◆ Your task
Going through the records that follow, please count the lines with "Payment" in them and give only the count.

Data excerpts
•••

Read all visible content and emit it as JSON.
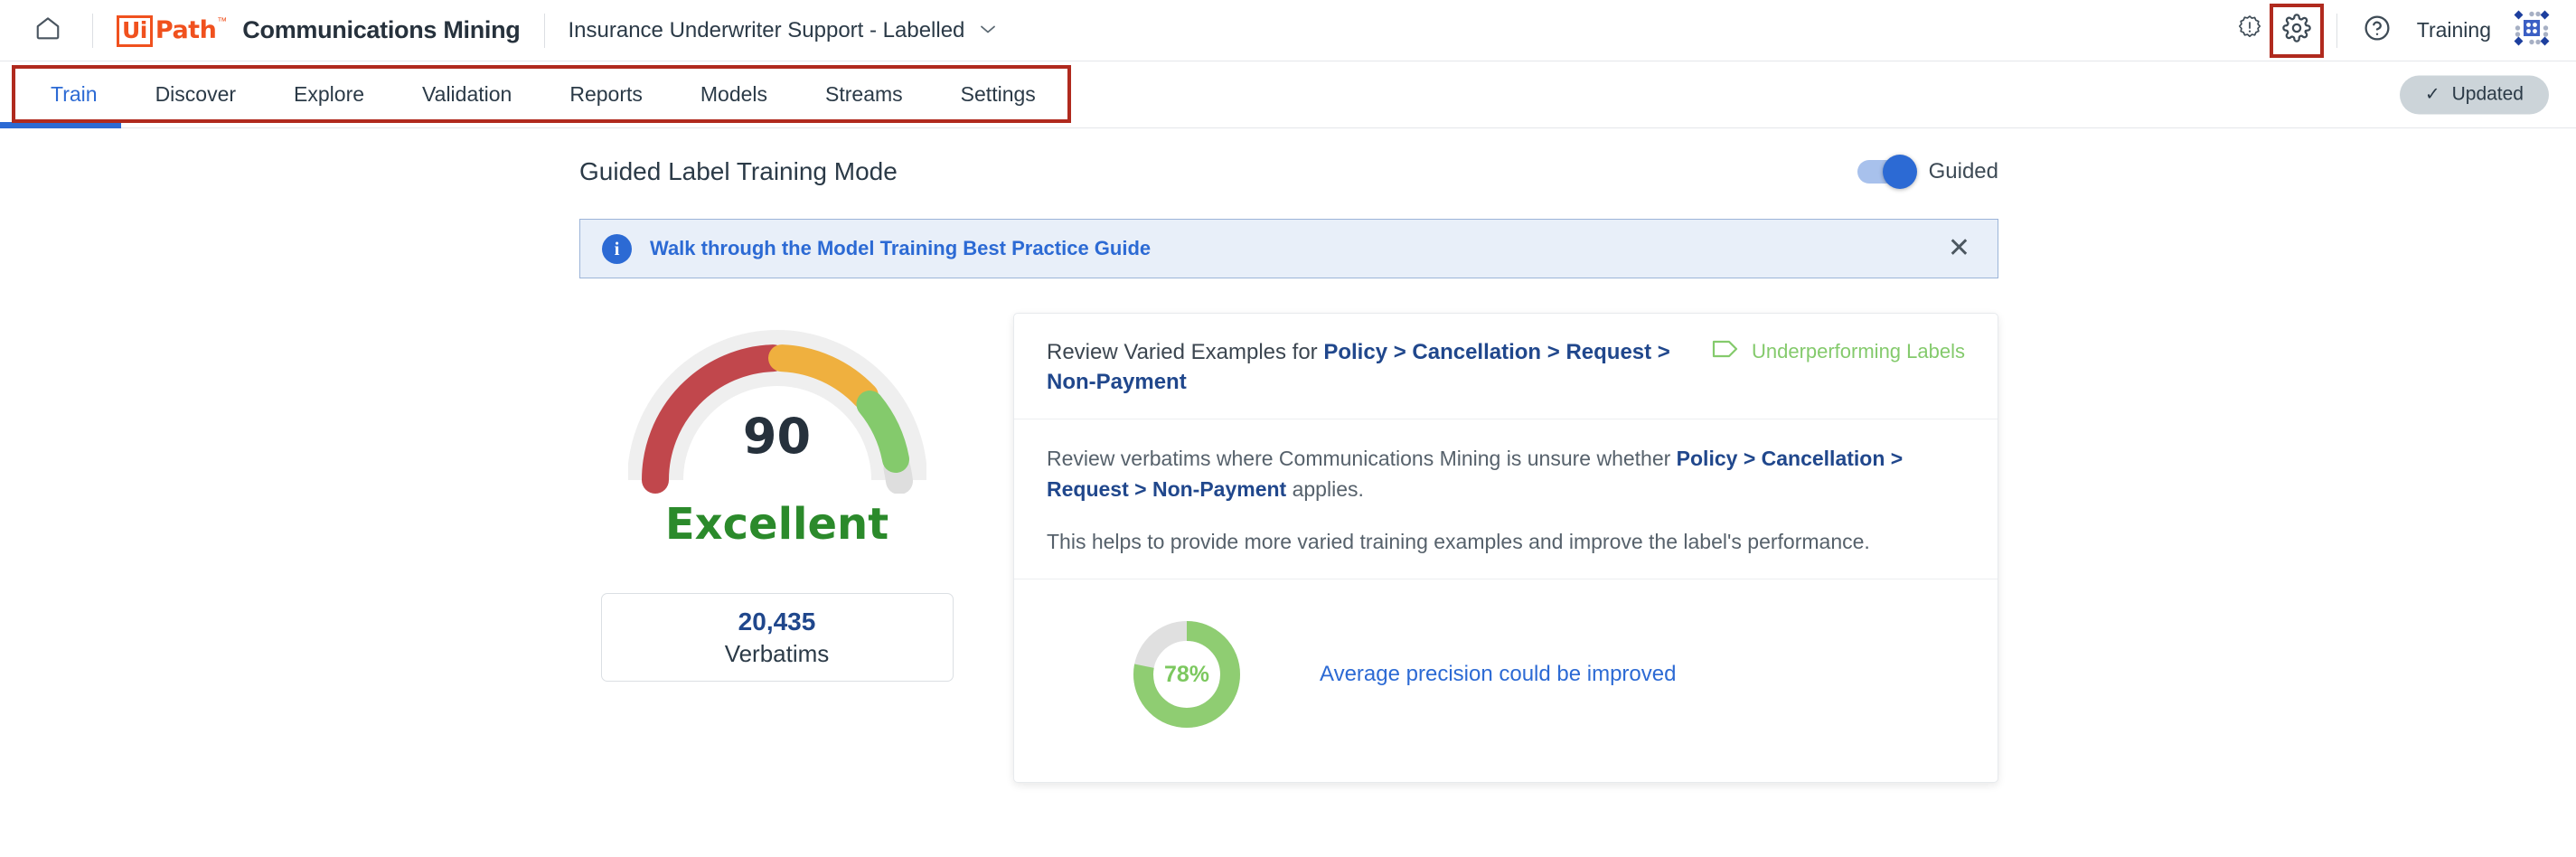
{
  "topbar": {
    "home_icon": "home-icon",
    "logo": {
      "ui": "Ui",
      "path": "Path",
      "tm": "™"
    },
    "product_name": "Communications Mining",
    "project_title": "Insurance Underwriter Support - Labelled",
    "chevron": "⌄",
    "alert_icon": "alert-badge-icon",
    "settings_icon": "gear-icon",
    "help_icon": "help-circle-icon",
    "training_label": "Training",
    "apps_icon": "apps-grid-icon",
    "highlight_color": "#b02a1e"
  },
  "nav": {
    "tabs": [
      {
        "label": "Train",
        "active": true
      },
      {
        "label": "Discover",
        "active": false
      },
      {
        "label": "Explore",
        "active": false
      },
      {
        "label": "Validation",
        "active": false
      },
      {
        "label": "Reports",
        "active": false
      },
      {
        "label": "Models",
        "active": false
      },
      {
        "label": "Streams",
        "active": false
      },
      {
        "label": "Settings",
        "active": false
      }
    ],
    "active_color": "#2c6ad4",
    "status": {
      "label": "Updated",
      "check": "✓"
    }
  },
  "mode": {
    "title": "Guided Label Training Mode",
    "toggle_label": "Guided",
    "toggle_on": true,
    "toggle_color": "#2c6ad4"
  },
  "banner": {
    "icon": "info-icon",
    "icon_glyph": "i",
    "text": "Walk through the Model Training Best Practice Guide",
    "close_glyph": "✕",
    "bg": "#e8eff9",
    "text_color": "#2c6ad4"
  },
  "score": {
    "value": "90",
    "rating": "Excellent",
    "rating_color": "#2b8a2b",
    "verbatims_count": "20,435",
    "verbatims_label": "Verbatims",
    "gauge_colors": {
      "red": "#c1474c",
      "orange": "#efb03f",
      "green": "#84ca6c",
      "track": "#efefef",
      "tail": "#dedede"
    }
  },
  "review": {
    "title_prefix": "Review Varied Examples for ",
    "title_link": "Policy > Cancellation > Request > Non-Payment",
    "tag_icon": "tag-icon",
    "tag_label": "Underperforming Labels",
    "tag_color": "#84ca6c",
    "paragraph1_pre": "Review verbatims where Communications Mining is unsure whether ",
    "paragraph1_link": "Policy > Cancellation > Request > Non-Payment",
    "paragraph1_post": " applies.",
    "paragraph2": "This helps to provide more varied training examples and improve the label's performance."
  },
  "precision": {
    "percent_label": "78%",
    "percent_value": 78,
    "message": "Average precision could be improved",
    "arc_color": "#8fcd72",
    "track_color": "#e0e0e0",
    "message_color": "#2c6ad4"
  }
}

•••

◆ Result of this exercise
2